Dataset rows for apps and sites:
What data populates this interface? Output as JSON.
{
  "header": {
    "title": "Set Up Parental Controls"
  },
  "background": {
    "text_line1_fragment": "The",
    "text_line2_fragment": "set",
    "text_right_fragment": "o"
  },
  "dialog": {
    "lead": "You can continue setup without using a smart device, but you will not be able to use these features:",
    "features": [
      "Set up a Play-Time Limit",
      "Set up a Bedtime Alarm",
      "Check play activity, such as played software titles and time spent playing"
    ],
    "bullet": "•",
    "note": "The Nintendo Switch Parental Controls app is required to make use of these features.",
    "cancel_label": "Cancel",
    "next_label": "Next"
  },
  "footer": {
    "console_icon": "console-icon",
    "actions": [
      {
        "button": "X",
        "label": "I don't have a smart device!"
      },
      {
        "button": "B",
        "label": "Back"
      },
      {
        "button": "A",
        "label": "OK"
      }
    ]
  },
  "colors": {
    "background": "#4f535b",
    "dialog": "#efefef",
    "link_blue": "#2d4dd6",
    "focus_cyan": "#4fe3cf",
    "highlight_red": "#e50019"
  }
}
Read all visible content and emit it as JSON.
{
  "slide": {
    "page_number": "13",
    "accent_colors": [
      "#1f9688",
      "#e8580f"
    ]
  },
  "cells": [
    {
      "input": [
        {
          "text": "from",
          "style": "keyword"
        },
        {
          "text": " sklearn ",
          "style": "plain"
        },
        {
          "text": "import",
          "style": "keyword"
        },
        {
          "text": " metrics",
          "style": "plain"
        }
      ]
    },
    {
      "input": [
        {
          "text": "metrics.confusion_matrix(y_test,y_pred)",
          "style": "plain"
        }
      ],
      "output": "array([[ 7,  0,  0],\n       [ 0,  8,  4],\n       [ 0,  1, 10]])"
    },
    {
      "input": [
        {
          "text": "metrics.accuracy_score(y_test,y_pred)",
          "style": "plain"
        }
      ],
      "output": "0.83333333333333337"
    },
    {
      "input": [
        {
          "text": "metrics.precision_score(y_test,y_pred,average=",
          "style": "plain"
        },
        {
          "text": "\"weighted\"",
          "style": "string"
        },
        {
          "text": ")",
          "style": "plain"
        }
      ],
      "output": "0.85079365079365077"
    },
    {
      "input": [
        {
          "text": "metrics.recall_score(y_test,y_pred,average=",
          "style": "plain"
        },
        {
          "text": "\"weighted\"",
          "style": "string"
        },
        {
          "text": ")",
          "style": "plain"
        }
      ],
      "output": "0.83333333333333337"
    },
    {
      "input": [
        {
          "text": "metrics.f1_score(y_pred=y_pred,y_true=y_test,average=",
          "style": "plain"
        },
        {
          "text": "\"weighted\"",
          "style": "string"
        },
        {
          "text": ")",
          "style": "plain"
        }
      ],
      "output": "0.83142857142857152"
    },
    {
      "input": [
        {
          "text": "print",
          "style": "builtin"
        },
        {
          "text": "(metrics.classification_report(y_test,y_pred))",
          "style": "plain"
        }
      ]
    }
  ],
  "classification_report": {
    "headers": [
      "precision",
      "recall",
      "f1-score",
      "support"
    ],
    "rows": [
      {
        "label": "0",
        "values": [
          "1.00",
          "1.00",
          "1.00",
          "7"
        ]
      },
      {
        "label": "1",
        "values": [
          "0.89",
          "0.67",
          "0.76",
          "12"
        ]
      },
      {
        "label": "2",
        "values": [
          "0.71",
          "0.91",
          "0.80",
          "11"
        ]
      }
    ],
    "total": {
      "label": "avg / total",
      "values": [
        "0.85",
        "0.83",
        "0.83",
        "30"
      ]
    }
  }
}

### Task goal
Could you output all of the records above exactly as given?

### Your response
What data populates this interface? Output as JSON.
{
  "header": {
    "title": "Set Up Parental Controls"
  },
  "background": {
    "text_line1_fragment": "The",
    "text_line2_fragment": "set",
    "text_right_fragment": "o"
  },
  "dialog": {
    "lead": "You can continue setup without using a smart device, but you will not be able to use these features:",
    "features": [
      "Set up a Play-Time Limit",
      "Set up a Bedtime Alarm",
      "Check play activity, such as played software titles and time spent playing"
    ],
    "bullet": "•",
    "note": "The Nintendo Switch Parental Controls app is required to make use of these features.",
    "cancel_label": "Cancel",
    "next_label": "Next"
  },
  "footer": {
    "console_icon": "console-icon",
    "actions": [
      {
        "button": "X",
        "label": "I don't have a smart device!"
      },
      {
        "button": "B",
        "label": "Back"
      },
      {
        "button": "A",
        "label": "OK"
      }
    ]
  },
  "colors": {
    "background": "#4f535b",
    "dialog": "#efefef",
    "link_blue": "#2d4dd6",
    "focus_cyan": "#4fe3cf",
    "highlight_red": "#e50019"
  }
}
Read all visible content and emit it as JSON.
{
  "slide": {
    "page_number": "13",
    "accent_colors": [
      "#1f9688",
      "#e8580f"
    ]
  },
  "cells": [
    {
      "input": [
        {
          "text": "from",
          "style": "keyword"
        },
        {
          "text": " sklearn ",
          "style": "plain"
        },
        {
          "text": "import",
          "style": "keyword"
        },
        {
          "text": " metrics",
          "style": "plain"
        }
      ]
    },
    {
      "input": [
        {
          "text": "metrics.confusion_matrix(y_test,y_pred)",
          "style": "plain"
        }
      ],
      "output": "array([[ 7,  0,  0],\n       [ 0,  8,  4],\n       [ 0,  1, 10]])"
    },
    {
      "input": [
        {
          "text": "metrics.accuracy_score(y_test,y_pred)",
          "style": "plain"
        }
      ],
      "output": "0.83333333333333337"
    },
    {
      "input": [
        {
          "text": "metrics.precision_score(y_test,y_pred,average=",
          "style": "plain"
        },
        {
          "text": "\"weighted\"",
          "style": "string"
        },
        {
          "text": ")",
          "style": "plain"
        }
      ],
      "output": "0.85079365079365077"
    },
    {
      "input": [
        {
          "text": "metrics.recall_score(y_test,y_pred,average=",
          "style": "plain"
        },
        {
          "text": "\"weighted\"",
          "style": "string"
        },
        {
          "text": ")",
          "style": "plain"
        }
      ],
      "output": "0.83333333333333337"
    },
    {
      "input": [
        {
          "text": "metrics.f1_score(y_pred=y_pred,y_true=y_test,average=",
          "style": "plain"
        },
        {
          "text": "\"weighted\"",
          "style": "string"
        },
        {
          "text": ")",
          "style": "plain"
        }
      ],
      "output": "0.83142857142857152"
    },
    {
      "input": [
        {
          "text": "print",
          "style": "builtin"
        },
        {
          "text": "(metrics.classification_report(y_test,y_pred))",
          "style": "plain"
        }
      ]
    }
  ],
  "classification_report": {
    "headers": [
      "precision",
      "recall",
      "f1-score",
      "support"
    ],
    "rows": [
      {
        "label": "0",
        "values": [
          "1.00",
          "1.00",
          "1.00",
          "7"
        ]
      },
      {
        "label": "1",
        "values": [
          "0.89",
          "0.67",
          "0.76",
          "12"
        ]
      },
      {
        "label": "2",
        "values": [
          "0.71",
          "0.91",
          "0.80",
          "11"
        ]
      }
    ],
    "total": {
      "label": "avg / total",
      "values": [
        "0.85",
        "0.83",
        "0.83",
        "30"
      ]
    }
  }
}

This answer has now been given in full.